"The Minuteman III is 45 years old. It is time to upgrade," Air Force Chief of Staff General David Goldfein said in a statement on Monday, three days after the deal for the new Ground-Based Strategic Deterrent (GBSD) was inked.
Boeing and Northrop Grumman were awarded $349 million and $328 million respectively to continue the project over the course of the three-year contract.
The Air Force has estimated that the project would cost US taxpayers at least $62 billion. However, the Pentagon's office of Cost Assessment and Program Evaluation (CAPE) says the costs would surpass $85 billion.
Lockheed Martin also competed with Northrop and Boeing for the contract, which was necessary for conducting the three-year technology maturation and risk reduction (TMRR) phase of the project.
A Lockheed representative said the company was "disappointed" about the selection and looked "forward to a debrief” with USAF officials.
LGM-30F Minuteman III intercontinental ballistic missile in its silo
Boeing's Strategic Deterrence Systems Director, Frank McCall, hailed the contract, saying Boeing has been providing tech support for Minuteman missile since their first launch in 1961.
Capable of carrying three nuclear warheads, the Minuteman III has a range of around 13,000 kilometers (8,100 miles) and is the US military’s only land-based ICBM in service.
Secretary of the Air Force Heather Wilson said the contract was an important step in “modernization of the ground-based leg of the nuclear triad.”
Besides missiles, the US nuclear triad features a relatively large number of ageing nuclear bombers and submarines in need of modernization.

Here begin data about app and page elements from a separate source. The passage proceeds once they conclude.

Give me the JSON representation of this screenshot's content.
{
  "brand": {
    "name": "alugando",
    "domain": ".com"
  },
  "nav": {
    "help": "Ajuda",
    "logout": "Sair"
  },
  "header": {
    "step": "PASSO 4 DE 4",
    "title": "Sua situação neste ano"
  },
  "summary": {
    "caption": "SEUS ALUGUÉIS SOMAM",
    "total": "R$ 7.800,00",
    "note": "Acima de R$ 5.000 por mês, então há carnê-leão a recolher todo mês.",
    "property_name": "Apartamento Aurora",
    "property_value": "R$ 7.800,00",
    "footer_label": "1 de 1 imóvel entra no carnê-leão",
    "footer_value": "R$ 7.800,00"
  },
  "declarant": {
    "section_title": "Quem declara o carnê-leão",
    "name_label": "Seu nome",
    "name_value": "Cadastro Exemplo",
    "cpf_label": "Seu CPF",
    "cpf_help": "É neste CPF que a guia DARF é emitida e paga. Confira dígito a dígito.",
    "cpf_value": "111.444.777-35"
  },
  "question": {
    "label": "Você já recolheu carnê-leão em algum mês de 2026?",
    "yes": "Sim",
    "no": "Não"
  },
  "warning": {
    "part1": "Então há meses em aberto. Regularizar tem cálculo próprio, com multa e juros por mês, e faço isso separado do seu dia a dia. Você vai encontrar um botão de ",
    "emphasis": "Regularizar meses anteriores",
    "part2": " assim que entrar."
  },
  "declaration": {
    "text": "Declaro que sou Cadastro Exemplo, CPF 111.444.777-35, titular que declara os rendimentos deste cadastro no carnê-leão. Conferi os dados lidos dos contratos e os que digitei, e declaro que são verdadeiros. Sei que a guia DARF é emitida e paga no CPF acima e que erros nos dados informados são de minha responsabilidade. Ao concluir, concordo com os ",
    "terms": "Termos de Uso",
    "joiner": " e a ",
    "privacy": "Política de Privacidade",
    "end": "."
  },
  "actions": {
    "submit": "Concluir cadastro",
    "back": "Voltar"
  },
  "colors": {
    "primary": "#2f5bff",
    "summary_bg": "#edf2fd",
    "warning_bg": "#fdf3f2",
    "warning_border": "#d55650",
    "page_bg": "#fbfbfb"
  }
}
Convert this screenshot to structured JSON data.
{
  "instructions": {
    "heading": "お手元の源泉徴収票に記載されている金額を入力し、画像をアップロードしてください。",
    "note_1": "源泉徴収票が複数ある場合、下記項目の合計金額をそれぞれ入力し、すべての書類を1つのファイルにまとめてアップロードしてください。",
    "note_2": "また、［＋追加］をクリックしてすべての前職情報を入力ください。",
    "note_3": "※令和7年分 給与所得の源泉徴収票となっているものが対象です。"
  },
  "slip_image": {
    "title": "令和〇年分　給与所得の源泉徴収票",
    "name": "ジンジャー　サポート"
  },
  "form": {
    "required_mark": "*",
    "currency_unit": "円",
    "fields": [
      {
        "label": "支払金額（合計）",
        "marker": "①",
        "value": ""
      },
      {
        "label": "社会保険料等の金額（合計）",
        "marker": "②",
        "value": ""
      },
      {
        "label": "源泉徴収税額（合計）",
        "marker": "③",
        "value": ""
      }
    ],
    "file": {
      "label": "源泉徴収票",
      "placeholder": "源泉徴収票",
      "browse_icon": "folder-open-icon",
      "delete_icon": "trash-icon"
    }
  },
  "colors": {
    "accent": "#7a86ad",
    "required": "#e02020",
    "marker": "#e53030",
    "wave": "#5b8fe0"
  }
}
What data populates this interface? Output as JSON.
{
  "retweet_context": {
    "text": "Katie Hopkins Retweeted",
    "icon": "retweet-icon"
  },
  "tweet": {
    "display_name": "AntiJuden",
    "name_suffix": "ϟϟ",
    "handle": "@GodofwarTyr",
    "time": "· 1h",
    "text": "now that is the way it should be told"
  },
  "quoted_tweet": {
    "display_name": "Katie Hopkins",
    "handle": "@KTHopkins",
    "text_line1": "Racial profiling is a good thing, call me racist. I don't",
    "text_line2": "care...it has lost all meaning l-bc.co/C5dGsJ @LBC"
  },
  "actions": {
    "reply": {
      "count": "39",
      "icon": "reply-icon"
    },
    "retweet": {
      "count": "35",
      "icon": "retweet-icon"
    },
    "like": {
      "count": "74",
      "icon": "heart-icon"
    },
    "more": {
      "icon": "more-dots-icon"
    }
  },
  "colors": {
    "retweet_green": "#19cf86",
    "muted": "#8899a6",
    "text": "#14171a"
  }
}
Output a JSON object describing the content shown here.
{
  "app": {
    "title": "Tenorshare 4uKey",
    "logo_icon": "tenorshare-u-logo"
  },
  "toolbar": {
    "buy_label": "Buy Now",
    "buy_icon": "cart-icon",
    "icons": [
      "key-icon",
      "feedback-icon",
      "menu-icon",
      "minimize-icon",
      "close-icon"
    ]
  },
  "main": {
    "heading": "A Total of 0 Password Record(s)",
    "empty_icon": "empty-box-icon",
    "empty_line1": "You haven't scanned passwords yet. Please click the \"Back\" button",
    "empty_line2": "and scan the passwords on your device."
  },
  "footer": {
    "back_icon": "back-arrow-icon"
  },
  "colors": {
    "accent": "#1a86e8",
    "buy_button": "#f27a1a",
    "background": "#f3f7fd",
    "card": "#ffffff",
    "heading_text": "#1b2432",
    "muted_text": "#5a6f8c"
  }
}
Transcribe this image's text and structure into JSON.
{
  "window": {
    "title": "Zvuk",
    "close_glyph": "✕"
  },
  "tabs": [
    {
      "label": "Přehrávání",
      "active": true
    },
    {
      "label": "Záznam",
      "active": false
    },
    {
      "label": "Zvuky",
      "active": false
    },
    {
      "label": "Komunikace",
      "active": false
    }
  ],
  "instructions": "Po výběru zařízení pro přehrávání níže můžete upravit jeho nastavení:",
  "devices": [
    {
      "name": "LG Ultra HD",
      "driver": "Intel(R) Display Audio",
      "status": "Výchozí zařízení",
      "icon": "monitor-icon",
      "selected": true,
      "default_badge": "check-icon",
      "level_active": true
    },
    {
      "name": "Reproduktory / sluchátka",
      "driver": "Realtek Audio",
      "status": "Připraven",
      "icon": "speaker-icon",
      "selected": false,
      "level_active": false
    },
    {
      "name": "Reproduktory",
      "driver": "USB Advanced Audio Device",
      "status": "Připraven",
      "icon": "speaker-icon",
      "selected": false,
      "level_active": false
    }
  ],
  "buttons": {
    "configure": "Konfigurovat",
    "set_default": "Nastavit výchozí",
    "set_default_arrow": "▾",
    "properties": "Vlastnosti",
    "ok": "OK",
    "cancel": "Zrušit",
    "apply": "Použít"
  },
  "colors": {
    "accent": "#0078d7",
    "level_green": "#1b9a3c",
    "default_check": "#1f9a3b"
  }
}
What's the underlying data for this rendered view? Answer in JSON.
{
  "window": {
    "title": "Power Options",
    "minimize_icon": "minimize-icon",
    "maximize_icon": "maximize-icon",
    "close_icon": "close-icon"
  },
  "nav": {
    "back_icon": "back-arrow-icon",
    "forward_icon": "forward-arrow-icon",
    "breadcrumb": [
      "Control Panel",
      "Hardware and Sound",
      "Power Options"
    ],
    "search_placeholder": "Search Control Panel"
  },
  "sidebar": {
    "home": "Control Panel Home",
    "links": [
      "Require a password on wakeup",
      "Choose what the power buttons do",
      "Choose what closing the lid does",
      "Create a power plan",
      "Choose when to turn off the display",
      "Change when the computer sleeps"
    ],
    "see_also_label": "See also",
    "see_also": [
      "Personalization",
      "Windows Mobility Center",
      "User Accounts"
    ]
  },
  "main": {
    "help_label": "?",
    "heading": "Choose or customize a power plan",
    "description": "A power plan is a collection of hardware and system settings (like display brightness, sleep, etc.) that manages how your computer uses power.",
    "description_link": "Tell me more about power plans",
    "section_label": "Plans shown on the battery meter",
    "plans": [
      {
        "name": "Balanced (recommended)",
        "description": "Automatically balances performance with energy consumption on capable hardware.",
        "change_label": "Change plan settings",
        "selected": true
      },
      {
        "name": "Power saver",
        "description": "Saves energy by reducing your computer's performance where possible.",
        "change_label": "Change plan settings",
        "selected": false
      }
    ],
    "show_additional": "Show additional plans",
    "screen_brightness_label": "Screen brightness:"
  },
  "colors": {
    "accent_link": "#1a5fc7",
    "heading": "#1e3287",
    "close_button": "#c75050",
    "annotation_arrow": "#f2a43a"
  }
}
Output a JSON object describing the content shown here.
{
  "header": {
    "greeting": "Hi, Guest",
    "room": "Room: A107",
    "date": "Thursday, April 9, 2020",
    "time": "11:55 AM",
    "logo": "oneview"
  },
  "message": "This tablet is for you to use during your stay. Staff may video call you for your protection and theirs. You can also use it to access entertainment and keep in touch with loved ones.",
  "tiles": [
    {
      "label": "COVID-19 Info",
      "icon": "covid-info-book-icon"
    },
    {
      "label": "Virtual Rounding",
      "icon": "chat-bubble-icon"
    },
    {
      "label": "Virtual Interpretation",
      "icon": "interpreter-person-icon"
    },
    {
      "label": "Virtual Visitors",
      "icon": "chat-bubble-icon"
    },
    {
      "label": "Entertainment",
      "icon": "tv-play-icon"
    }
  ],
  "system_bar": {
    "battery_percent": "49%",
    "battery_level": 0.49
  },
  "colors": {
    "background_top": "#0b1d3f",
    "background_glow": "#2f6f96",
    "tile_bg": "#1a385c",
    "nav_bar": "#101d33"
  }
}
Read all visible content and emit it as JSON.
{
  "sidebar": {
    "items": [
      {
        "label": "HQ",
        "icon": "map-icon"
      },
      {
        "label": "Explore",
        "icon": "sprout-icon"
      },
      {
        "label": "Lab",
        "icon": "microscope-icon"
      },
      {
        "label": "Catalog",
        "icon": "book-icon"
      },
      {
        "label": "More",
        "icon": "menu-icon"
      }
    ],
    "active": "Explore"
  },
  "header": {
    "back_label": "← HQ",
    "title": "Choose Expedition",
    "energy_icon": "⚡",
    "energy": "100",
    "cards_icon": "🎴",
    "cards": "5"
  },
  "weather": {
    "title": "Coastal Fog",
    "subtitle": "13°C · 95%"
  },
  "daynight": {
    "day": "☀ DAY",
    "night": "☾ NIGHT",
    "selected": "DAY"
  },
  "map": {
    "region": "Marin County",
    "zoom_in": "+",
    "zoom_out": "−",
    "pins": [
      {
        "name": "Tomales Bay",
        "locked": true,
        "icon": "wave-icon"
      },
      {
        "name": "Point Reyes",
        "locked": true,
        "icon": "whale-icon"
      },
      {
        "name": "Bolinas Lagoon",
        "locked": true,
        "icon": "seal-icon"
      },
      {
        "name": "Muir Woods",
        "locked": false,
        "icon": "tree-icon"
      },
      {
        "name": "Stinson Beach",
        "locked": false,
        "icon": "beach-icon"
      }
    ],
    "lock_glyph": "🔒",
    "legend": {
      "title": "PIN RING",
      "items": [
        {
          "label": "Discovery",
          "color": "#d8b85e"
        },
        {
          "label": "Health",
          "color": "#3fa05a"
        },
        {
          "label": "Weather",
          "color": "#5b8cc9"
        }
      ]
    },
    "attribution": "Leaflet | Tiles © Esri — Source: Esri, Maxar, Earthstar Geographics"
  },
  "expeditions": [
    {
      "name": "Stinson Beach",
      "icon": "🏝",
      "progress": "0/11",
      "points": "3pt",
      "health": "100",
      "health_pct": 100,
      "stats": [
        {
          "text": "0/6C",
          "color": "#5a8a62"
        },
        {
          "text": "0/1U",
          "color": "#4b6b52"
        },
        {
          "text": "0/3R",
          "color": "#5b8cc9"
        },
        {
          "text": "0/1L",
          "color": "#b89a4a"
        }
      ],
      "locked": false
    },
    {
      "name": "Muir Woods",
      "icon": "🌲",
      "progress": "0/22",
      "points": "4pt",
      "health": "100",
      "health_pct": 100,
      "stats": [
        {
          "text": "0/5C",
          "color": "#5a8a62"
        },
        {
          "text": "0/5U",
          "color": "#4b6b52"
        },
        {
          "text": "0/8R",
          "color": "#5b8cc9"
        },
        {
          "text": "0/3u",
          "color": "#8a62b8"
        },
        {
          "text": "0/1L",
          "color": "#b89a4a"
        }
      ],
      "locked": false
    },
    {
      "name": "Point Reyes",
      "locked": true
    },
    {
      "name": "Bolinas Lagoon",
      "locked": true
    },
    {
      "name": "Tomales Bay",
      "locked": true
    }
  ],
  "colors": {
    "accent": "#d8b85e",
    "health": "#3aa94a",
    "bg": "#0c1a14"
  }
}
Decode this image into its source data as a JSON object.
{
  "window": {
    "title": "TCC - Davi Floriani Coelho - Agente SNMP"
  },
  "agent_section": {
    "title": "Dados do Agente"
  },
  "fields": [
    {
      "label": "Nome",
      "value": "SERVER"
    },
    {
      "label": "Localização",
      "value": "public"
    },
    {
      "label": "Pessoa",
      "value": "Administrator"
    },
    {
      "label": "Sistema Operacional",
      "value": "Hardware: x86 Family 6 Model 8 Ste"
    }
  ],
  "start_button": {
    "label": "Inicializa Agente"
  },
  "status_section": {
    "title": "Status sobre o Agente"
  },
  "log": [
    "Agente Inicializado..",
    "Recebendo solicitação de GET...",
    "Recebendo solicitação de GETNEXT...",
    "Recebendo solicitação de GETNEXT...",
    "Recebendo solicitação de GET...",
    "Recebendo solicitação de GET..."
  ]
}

The Pentagon says it needs $350 billion to upgrade the whole triad along with America’s some 7,000 nuclear warheads. Some reports put the cost at around $1 trillion.
Although the USAF had asked weapons manufacturers to send in their proposals for a new ICBM last summer, the contract has coincided with the ongoing standoff between the US and North Korea over Pyongyang’s nuclear weapons and ballistic missile programs.
The row has seen US President Donald Trump and North Korean leader Kim Jung-un trade threats of an apocalyptic nuclear war.